Action item → Scan the listing below for the string "total" and copy each line where it turns up.

****************************************

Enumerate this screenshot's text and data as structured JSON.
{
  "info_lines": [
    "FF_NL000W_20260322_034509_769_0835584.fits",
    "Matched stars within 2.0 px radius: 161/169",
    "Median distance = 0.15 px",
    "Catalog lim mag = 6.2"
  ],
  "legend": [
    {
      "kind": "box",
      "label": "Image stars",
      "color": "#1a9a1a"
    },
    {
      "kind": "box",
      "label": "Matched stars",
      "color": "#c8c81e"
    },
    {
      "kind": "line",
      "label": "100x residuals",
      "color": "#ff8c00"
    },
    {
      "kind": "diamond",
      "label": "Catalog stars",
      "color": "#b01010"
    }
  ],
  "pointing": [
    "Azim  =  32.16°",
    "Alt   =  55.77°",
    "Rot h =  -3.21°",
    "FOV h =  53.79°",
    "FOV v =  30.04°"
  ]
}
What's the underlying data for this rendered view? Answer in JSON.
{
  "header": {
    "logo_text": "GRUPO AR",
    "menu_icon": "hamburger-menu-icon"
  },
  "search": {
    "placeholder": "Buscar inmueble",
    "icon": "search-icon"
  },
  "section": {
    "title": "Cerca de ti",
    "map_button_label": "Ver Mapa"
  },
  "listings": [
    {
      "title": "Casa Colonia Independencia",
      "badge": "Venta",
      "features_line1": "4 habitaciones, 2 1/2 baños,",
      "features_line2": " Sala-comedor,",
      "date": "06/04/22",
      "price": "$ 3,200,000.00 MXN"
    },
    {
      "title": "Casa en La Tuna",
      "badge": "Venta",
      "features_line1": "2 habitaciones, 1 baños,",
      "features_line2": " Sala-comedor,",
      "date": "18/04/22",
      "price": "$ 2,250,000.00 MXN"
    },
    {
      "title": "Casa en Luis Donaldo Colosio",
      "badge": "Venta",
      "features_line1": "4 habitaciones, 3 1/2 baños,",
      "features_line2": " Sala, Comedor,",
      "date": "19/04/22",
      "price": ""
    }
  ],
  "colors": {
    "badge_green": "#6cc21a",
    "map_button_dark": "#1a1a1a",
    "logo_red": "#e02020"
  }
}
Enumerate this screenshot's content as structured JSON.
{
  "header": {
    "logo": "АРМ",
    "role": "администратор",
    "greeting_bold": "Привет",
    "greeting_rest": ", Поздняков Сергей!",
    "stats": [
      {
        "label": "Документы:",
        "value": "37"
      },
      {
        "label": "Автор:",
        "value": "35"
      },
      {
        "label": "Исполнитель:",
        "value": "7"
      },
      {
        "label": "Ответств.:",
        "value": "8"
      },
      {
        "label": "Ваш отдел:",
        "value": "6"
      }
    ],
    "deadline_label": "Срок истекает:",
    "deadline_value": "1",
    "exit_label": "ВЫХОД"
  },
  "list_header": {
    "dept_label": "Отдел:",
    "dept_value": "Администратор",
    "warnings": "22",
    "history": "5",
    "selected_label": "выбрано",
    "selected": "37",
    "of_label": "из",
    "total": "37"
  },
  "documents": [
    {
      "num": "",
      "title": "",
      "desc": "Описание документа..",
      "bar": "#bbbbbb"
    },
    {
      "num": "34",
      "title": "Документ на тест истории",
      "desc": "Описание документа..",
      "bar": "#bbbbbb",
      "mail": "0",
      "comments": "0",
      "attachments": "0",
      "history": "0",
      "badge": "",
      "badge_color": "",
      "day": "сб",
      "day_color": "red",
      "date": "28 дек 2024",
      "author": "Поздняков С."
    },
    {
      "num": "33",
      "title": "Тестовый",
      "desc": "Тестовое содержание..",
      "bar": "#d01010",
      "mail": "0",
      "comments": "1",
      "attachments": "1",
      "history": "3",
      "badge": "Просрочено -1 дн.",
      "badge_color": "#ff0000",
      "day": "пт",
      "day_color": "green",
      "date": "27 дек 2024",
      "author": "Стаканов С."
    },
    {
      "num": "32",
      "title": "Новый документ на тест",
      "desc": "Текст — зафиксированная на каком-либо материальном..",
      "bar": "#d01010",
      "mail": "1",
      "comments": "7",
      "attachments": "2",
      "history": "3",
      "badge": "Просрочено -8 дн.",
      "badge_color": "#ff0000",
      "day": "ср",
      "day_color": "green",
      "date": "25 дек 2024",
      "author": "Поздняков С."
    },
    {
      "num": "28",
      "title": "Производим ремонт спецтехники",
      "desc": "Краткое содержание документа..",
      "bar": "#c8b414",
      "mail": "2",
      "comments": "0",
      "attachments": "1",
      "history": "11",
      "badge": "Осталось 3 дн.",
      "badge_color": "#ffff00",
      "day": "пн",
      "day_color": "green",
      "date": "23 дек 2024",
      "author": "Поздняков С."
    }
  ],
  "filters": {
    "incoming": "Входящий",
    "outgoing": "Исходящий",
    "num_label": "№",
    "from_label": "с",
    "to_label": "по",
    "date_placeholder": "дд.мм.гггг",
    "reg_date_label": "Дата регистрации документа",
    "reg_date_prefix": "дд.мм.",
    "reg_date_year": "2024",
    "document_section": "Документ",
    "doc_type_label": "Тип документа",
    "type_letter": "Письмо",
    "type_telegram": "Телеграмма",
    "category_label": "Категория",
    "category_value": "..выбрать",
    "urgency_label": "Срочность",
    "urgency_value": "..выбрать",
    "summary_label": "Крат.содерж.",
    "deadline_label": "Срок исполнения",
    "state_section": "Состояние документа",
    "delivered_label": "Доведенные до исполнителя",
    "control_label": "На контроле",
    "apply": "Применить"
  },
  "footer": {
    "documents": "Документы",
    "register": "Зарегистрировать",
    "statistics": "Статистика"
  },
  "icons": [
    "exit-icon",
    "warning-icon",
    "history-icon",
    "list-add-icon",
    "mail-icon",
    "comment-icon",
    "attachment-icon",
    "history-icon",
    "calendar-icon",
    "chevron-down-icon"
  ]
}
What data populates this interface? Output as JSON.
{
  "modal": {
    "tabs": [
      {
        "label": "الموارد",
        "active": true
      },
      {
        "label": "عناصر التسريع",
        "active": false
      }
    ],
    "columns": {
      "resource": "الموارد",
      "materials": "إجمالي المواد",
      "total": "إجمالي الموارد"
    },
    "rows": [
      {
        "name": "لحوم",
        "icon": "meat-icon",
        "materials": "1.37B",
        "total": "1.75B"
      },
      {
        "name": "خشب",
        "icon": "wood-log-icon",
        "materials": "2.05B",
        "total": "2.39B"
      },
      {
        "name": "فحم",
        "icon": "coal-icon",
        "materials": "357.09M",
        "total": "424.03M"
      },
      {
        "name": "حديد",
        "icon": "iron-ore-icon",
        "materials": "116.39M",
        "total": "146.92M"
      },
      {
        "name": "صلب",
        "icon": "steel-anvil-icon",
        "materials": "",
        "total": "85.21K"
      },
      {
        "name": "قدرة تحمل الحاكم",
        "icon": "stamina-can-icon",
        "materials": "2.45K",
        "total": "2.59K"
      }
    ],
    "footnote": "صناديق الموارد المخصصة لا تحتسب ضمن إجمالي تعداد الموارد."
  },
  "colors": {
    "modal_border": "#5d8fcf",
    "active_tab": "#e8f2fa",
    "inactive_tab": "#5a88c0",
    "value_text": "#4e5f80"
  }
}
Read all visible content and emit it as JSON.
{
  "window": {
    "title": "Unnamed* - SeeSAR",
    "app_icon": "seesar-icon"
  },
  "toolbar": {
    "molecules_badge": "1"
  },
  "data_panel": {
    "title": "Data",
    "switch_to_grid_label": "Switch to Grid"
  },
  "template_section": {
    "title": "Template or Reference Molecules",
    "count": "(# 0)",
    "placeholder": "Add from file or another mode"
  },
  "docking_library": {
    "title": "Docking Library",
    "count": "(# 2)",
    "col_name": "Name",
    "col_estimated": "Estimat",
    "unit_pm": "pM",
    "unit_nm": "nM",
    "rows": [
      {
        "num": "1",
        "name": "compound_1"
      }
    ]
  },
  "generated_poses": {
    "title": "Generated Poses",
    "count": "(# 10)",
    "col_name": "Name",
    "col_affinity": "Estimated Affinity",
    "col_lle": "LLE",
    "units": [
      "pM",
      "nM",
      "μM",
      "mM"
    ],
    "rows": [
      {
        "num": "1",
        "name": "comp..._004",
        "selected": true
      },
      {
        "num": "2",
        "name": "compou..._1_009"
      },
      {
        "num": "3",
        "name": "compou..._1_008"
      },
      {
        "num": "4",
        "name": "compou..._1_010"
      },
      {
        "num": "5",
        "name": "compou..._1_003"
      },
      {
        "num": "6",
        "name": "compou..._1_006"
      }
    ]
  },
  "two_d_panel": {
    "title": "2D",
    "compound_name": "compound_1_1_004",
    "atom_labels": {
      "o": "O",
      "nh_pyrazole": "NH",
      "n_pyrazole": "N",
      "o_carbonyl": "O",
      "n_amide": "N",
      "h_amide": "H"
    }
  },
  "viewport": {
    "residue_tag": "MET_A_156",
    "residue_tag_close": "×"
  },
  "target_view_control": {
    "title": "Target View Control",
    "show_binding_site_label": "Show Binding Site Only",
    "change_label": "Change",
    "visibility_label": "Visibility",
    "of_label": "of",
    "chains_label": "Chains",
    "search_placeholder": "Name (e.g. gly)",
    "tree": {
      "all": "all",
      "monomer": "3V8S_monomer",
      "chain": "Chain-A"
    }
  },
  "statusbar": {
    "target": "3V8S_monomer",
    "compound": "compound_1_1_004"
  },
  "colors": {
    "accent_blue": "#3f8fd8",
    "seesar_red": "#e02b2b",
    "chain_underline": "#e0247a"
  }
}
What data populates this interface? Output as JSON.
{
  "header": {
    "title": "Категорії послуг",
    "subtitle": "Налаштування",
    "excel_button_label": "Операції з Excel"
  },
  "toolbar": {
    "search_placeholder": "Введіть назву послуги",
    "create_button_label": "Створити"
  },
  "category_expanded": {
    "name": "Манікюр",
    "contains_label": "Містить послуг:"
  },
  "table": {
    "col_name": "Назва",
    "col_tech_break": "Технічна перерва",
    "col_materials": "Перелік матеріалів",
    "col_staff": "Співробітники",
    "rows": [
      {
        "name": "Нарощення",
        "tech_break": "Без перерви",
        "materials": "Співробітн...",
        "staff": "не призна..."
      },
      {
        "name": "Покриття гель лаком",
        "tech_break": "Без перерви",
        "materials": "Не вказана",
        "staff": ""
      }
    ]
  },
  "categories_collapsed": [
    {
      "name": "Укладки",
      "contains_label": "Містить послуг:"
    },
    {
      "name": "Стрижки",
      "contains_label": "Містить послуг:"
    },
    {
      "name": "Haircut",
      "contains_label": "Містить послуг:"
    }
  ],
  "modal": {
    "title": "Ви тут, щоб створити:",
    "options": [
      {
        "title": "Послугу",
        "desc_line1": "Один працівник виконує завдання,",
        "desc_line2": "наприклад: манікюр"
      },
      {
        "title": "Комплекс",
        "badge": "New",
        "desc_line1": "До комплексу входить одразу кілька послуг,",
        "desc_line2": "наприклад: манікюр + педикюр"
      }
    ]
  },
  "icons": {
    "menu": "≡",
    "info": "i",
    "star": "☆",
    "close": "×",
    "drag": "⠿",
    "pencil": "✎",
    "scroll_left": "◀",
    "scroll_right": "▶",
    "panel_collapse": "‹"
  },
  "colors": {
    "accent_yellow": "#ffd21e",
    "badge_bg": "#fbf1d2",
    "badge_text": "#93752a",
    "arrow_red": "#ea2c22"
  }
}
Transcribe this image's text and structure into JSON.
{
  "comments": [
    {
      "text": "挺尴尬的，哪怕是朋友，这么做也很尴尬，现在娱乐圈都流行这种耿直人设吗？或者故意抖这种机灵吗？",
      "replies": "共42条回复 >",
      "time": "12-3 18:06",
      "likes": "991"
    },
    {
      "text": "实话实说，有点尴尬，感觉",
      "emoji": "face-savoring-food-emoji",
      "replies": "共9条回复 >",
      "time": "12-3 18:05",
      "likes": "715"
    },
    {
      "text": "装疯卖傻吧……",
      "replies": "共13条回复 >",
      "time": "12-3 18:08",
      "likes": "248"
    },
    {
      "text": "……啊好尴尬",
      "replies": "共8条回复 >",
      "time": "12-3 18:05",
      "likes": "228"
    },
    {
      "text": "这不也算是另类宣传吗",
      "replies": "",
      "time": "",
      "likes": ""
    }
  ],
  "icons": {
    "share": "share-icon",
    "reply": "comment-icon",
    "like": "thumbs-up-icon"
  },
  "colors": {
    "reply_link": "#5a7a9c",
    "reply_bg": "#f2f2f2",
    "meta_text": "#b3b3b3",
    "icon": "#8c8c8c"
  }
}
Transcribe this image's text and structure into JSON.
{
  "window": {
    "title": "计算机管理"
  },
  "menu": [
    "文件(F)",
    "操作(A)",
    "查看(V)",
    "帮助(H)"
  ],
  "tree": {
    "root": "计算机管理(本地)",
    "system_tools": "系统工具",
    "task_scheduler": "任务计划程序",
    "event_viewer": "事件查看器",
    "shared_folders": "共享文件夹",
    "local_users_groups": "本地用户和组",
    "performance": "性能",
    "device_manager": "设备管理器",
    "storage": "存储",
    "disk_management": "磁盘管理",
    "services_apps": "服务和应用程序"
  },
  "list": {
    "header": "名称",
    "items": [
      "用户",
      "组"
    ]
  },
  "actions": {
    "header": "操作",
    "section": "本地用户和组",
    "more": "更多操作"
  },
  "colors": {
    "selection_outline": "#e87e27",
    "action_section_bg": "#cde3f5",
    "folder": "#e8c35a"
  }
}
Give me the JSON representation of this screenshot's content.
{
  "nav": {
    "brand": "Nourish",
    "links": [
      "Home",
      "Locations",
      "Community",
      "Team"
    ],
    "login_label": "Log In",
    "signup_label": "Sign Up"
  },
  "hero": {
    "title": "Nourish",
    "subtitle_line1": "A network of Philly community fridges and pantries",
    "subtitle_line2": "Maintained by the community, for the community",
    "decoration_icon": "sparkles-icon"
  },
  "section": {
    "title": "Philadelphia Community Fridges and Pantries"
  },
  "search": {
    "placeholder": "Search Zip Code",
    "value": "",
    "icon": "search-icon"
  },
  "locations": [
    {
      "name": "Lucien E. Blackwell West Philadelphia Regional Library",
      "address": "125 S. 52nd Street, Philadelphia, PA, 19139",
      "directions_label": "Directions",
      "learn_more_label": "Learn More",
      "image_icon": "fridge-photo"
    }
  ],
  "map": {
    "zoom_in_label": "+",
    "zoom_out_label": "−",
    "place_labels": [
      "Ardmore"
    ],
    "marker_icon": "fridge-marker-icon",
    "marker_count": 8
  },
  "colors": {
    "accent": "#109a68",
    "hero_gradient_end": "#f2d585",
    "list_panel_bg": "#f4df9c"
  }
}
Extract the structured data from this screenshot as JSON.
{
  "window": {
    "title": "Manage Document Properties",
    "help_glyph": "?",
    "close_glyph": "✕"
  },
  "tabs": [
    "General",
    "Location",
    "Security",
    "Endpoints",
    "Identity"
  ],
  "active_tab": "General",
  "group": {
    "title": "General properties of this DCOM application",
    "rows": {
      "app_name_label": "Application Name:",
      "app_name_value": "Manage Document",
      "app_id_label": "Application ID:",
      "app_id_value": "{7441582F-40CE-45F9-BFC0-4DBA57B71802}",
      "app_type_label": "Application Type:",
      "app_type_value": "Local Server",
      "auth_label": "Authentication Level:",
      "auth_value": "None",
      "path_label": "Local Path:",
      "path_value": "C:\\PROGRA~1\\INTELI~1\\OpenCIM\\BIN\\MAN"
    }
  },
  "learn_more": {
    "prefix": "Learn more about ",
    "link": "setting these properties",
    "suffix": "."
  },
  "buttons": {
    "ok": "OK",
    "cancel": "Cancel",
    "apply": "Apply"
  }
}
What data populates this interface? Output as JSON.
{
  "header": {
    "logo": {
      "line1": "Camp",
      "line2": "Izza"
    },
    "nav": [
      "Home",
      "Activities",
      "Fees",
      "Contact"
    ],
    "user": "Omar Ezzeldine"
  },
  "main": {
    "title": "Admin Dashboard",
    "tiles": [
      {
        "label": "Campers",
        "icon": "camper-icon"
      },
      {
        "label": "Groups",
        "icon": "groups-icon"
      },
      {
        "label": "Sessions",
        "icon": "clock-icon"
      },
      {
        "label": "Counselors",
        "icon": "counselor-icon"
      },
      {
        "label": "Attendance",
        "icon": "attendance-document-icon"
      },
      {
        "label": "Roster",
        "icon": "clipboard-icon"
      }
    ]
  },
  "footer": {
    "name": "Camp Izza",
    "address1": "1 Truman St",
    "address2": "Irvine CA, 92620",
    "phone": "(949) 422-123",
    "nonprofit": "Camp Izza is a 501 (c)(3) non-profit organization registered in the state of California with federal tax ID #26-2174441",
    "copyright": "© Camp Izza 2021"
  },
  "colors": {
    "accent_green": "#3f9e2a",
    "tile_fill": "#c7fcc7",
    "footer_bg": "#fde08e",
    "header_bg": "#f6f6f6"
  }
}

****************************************

Solved problem →
    "total": "37"
      "total": "إجمالي الموارد"
        "total": "1.75B"
        "total": "2.39B"
        "total": "424.03M"
        "total": "146.92M"
        "total": "85.21K"
        "total": "2.59K"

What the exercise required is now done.